Whether your garden is formal or wild, lavender is always a great fit. Positioned in the right spot and looked after properly, lavender plants will stay beautiful for decades!
The Latin name for lavender is Lavandula, derived from the Latin verb ‘lavare’ meaning to wash or bathe. The Romans used lavender in washing water because of its wonderful scent. There are more than 45 lavender species and over 450 varieties. The flowers of the classic lavender plant (Lavandula angustifolia) are blue, but there are also varieties with white, pink or purple flowers. In addition to classic lavender (Lavandula angustifolia), there is also topped lavender (Lavandula stoechas). Also known as French lavender, this lavender variety is easily recognised by the tuft on top of the flower spike. Both varieties have the added bonus of being evergreen.
Lavender is native to the Mediterranean region and can withstand heat and drought quite well.
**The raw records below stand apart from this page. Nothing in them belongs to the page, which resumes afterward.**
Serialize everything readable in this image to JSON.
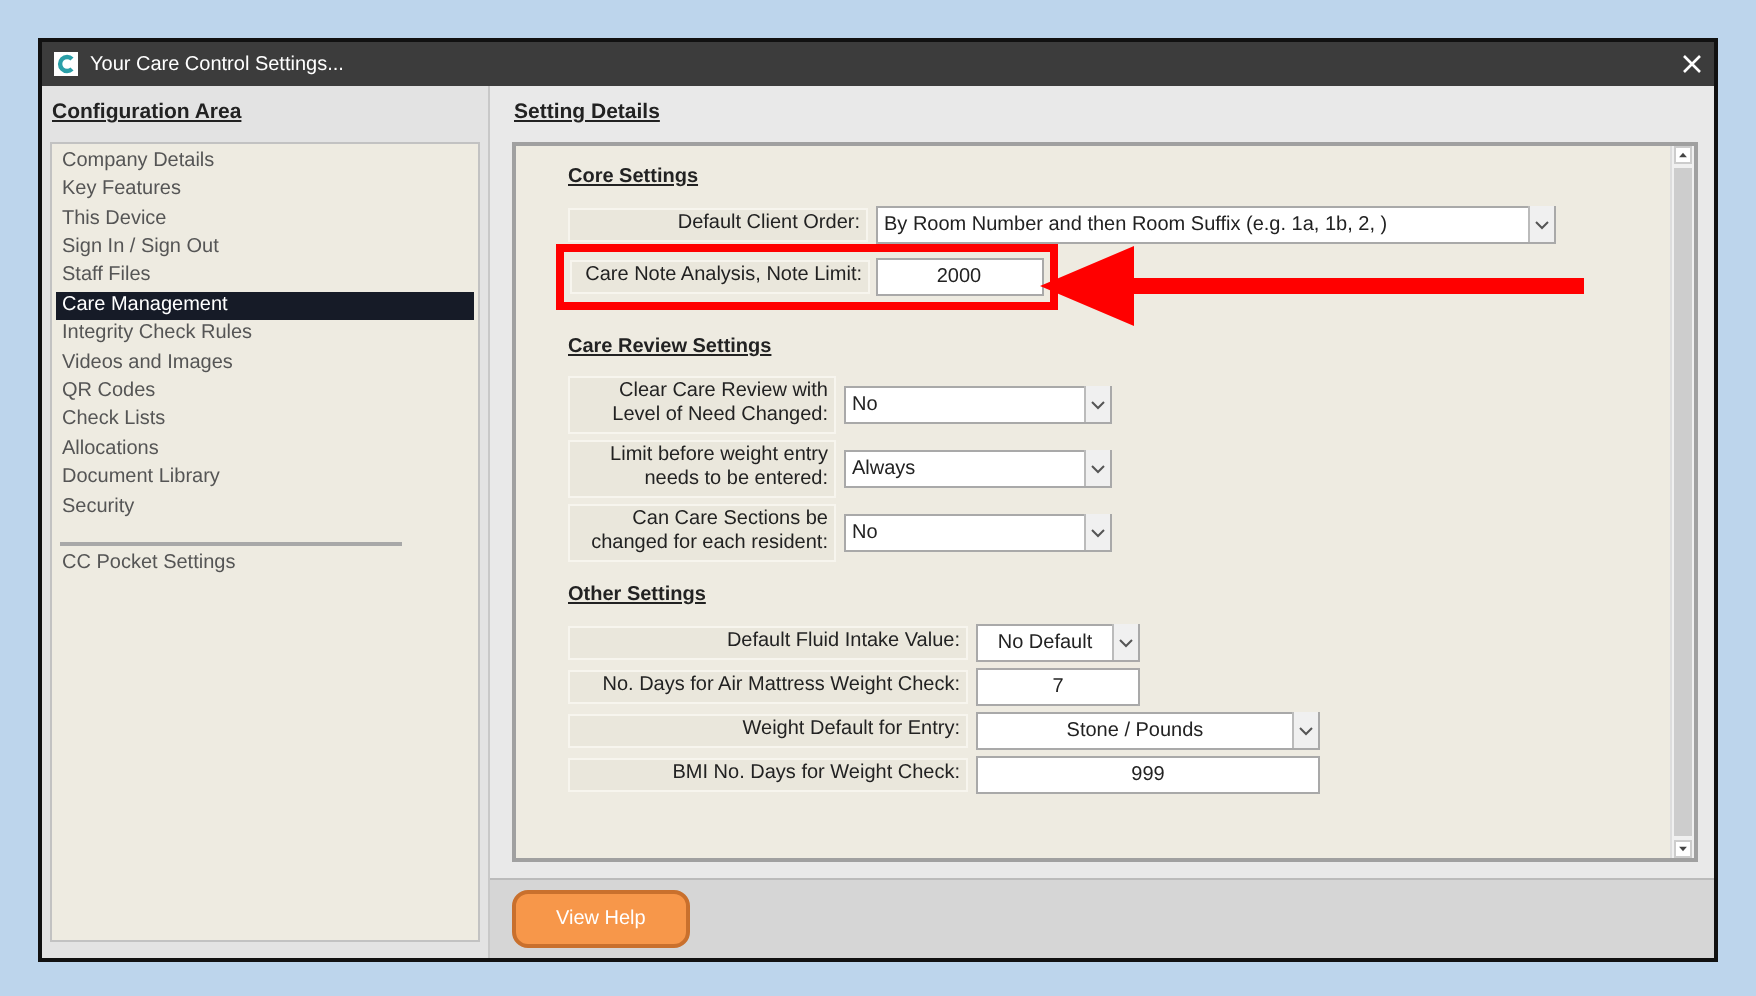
{
  "window": {
    "title": "Your Care Control Settings..."
  },
  "sidebar": {
    "title": "Configuration Area",
    "items": [
      {
        "label": "Company Details",
        "selected": false
      },
      {
        "label": "Key Features",
        "selected": false
      },
      {
        "label": "This Device",
        "selected": false
      },
      {
        "label": "Sign In / Sign Out",
        "selected": false
      },
      {
        "label": "Staff Files",
        "selected": false
      },
      {
        "label": "Care Management",
        "selected": true
      },
      {
        "label": "Integrity Check Rules",
        "selected": false
      },
      {
        "label": "Videos and Images",
        "selected": false
      },
      {
        "label": "QR Codes",
        "selected": false
      },
      {
        "label": "Check Lists",
        "selected": false
      },
      {
        "label": "Allocations",
        "selected": false
      },
      {
        "label": "Document Library",
        "selected": false
      },
      {
        "label": "Security",
        "selected": false
      }
    ],
    "extra_items": [
      {
        "label": "CC Pocket Settings",
        "selected": false
      }
    ]
  },
  "details": {
    "title": "Setting Details",
    "sections": [
      {
        "heading": "Core Settings",
        "rows": [
          {
            "label": "Default Client Order:",
            "kind": "dropdown",
            "value": "By Room Number and then Room Suffix (e.g. 1a, 1b, 2, )",
            "highlighted": false
          },
          {
            "label": "Care Note Analysis, Note Limit:",
            "kind": "number",
            "value": "2000",
            "highlighted": true
          }
        ]
      },
      {
        "heading": "Care Review Settings",
        "rows": [
          {
            "label": "Clear Care Review with Level of Need Changed:",
            "kind": "dropdown",
            "value": "No",
            "highlighted": false
          },
          {
            "label": "Limit before weight entry needs to be entered:",
            "kind": "dropdown",
            "value": "Always",
            "highlighted": false
          },
          {
            "label": "Can Care Sections be changed for each resident:",
            "kind": "dropdown",
            "value": "No",
            "highlighted": false
          }
        ]
      },
      {
        "heading": "Other Settings",
        "rows": [
          {
            "label": "Default Fluid Intake Value:",
            "kind": "dropdown",
            "value": "No Default",
            "highlighted": false
          },
          {
            "label": "No. Days for Air Mattress Weight Check:",
            "kind": "number",
            "value": "7",
            "highlighted": false
          },
          {
            "label": "Weight Default for Entry:",
            "kind": "dropdown",
            "value": "Stone / Pounds",
            "highlighted": false
          },
          {
            "label": "BMI No. Days for Weight Check:",
            "kind": "number",
            "value": "999",
            "highlighted": false
          }
        ]
      }
    ]
  },
  "footer": {
    "button": "View Help"
  }
}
This summer bloomer brings that wonderful Mediterranean atmosphere to the garden. Thanks to its abundant supply of nectar, lavender is a perfect fit for a bee and butterfly garden. It also works really well as a mini hedge! With its edible flowers, you could even put it in your vegetable garden. Lavender also thrives in a pot; just don’t forget to water it.
Tips & tricks
Lavender adores sunshine; the more sun it gets, the more intense the flowering will be! Fertilising is not necessary, but you can sprinkle some lime if necessary. This plant does not like to get its feet too wet. To keep a lavender plant in shape, prune it annually after the harshest frost. The rule of thumb is to cut lavender back to 10-15 cm above the ground, but always leave some leaves above the bare wood. For an even more compact plant, you can also top young shoots after a few weeks. Later in the year, it is time for topiary pruning by cutting off the wilted flower sprigs. You can put dried lavender in scented bags to create a fun gift from your own garden!
The scent of lavender has a relaxing effect on people. Aphids and wasps, on the other hand, don’t like the scent.